President and Chief Executive Officer
Céline Sissler-Bienvenu, Director, France and Francophone Africa
Director, France and Francophone Africa
Dr. Elsayed Ahmed Mohamed, Regional Director, Middle East and North Africa
Regional Director, Middle East and North Africa
Dr. Maria (Masha) N. Vorontsova, Senior Advisor to the IFAW Marine Conservation
Senior Advisor to the IFAW Marine Conservation Program
Faye Cuevas, Esq.
Senior Vice President
Grace Ge Gabriel, Regional Director, Asia
Regional Director, Asia
Executive Vice President
Executive Vice President
Matt Collis, Director, International Policy
Director, International Policy
Pauline Verheij, Program Manager, Wildlife Crime
Program Manager, Wildlife Crime
Rikkert Reijnen, Program Director, Wildlife Crime

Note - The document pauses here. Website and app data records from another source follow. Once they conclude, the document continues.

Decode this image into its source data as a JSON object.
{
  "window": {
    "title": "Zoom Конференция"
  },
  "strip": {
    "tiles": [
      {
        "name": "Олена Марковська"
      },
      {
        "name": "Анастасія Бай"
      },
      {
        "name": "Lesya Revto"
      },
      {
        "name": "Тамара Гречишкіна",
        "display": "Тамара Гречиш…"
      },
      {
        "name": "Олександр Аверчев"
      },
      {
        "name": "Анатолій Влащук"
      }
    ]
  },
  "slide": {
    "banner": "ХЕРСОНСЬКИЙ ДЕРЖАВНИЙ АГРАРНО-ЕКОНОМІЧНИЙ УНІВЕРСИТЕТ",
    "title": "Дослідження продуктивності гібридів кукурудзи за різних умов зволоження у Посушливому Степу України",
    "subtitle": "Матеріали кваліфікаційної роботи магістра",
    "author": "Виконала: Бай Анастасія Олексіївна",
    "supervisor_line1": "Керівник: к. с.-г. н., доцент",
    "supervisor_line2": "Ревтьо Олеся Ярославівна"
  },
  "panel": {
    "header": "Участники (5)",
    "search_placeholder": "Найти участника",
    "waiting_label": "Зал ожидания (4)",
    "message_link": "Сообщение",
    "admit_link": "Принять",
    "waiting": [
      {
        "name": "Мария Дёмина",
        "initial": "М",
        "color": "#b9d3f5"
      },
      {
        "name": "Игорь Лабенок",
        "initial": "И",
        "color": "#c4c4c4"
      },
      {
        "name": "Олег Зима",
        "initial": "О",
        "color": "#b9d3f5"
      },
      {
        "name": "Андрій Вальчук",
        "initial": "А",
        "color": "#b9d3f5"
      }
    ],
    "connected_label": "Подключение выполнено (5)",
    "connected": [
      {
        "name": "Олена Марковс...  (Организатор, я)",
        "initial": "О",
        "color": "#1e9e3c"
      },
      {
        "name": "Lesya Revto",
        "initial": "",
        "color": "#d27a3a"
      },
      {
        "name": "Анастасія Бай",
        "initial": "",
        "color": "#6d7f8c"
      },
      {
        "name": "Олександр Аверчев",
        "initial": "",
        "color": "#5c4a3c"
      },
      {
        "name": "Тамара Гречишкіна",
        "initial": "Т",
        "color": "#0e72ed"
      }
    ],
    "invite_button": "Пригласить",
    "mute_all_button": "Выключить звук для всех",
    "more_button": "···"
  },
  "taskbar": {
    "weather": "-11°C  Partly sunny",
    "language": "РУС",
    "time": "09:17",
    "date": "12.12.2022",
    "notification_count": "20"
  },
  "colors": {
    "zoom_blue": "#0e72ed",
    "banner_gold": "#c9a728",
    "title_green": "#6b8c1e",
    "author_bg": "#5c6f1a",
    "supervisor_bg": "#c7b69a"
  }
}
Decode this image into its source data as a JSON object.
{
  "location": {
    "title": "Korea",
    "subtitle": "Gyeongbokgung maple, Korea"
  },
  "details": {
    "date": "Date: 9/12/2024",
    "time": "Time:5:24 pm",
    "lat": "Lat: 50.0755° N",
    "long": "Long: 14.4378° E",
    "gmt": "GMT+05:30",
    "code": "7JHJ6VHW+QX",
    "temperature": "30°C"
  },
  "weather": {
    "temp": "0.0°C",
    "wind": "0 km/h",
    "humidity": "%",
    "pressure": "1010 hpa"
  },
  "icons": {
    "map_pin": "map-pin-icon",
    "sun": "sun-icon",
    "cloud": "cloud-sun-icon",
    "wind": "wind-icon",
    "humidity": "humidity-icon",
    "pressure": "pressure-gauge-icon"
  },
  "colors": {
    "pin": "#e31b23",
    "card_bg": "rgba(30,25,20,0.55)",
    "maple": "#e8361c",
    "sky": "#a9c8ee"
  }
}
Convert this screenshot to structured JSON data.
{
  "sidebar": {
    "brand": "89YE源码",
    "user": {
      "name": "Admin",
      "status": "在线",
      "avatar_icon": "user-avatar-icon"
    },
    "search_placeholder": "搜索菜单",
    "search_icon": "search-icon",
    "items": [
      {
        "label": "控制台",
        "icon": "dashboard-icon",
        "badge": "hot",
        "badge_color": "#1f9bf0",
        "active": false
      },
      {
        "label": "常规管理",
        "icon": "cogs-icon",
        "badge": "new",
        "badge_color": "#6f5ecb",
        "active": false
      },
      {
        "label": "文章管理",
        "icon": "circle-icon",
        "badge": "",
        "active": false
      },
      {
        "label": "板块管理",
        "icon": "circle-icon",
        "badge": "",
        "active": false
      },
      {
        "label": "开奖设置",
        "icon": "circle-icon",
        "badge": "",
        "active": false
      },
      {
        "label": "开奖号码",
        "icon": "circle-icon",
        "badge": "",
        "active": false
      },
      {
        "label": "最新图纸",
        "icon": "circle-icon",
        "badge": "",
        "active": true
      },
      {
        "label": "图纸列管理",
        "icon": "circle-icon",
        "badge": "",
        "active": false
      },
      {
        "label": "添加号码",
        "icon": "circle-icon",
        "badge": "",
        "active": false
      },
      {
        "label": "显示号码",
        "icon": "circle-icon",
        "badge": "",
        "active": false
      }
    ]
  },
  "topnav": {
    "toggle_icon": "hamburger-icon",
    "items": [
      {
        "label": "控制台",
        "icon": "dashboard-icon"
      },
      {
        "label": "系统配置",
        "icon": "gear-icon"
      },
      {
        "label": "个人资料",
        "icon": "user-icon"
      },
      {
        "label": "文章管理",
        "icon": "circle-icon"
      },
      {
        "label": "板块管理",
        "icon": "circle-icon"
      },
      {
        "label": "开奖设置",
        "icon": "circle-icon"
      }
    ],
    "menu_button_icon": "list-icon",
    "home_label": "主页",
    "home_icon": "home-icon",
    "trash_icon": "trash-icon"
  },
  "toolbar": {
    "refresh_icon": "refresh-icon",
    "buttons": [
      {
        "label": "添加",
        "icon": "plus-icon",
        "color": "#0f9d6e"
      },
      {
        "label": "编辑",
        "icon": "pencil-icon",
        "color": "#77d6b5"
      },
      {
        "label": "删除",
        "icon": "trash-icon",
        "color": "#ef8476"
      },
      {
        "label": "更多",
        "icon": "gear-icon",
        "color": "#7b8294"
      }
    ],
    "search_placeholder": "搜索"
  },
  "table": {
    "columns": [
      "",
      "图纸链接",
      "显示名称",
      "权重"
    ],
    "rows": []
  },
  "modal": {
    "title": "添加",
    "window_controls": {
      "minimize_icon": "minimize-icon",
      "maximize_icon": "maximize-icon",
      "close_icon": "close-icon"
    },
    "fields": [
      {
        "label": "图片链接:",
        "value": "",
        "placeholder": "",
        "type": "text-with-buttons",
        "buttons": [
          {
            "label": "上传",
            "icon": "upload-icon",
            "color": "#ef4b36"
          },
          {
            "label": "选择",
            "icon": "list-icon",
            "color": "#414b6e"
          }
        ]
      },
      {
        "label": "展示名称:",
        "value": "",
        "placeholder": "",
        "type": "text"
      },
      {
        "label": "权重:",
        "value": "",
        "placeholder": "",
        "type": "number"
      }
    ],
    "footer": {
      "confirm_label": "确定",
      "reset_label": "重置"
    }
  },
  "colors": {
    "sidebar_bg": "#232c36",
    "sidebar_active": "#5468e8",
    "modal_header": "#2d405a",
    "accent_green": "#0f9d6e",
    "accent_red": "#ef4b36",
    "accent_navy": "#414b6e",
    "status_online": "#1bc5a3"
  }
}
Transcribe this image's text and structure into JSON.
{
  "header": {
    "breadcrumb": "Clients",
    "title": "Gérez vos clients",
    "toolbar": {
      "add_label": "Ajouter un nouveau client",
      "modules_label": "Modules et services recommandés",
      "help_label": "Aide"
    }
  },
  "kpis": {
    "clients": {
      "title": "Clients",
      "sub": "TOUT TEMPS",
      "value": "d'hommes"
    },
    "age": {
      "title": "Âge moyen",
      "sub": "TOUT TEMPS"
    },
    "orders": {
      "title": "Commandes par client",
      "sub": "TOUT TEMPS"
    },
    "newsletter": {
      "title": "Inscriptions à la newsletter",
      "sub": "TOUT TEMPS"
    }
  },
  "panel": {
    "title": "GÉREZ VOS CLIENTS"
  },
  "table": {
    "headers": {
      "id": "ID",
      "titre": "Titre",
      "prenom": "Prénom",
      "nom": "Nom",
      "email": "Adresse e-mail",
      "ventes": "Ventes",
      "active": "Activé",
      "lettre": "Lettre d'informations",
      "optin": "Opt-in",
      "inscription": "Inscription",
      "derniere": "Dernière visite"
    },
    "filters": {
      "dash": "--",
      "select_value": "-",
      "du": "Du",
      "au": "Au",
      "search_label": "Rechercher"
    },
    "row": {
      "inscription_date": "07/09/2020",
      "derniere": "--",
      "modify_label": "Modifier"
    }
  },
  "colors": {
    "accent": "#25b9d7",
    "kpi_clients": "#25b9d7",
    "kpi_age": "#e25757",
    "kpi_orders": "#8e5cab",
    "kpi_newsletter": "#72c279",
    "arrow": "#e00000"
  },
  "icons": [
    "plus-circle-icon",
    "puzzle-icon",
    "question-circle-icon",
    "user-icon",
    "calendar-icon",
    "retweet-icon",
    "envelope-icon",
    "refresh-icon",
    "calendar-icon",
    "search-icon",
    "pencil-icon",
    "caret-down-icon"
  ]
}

Program Director, Wildlife Crime
Country Representative, Germany
Country Representative, Germany
Staci McLennan, Director, EU Office
Director, EU Office
Tania McCrea-Steele, Project Lead, Global Wildlife Cybercrime
Project Lead, Global Wildlife Cybercrime
Vivek Menon, Director of IFAW partner, Wildlife Trust of India
Consulting Senior Advisor to the CEO on Strategic Partnerships & Philanthropy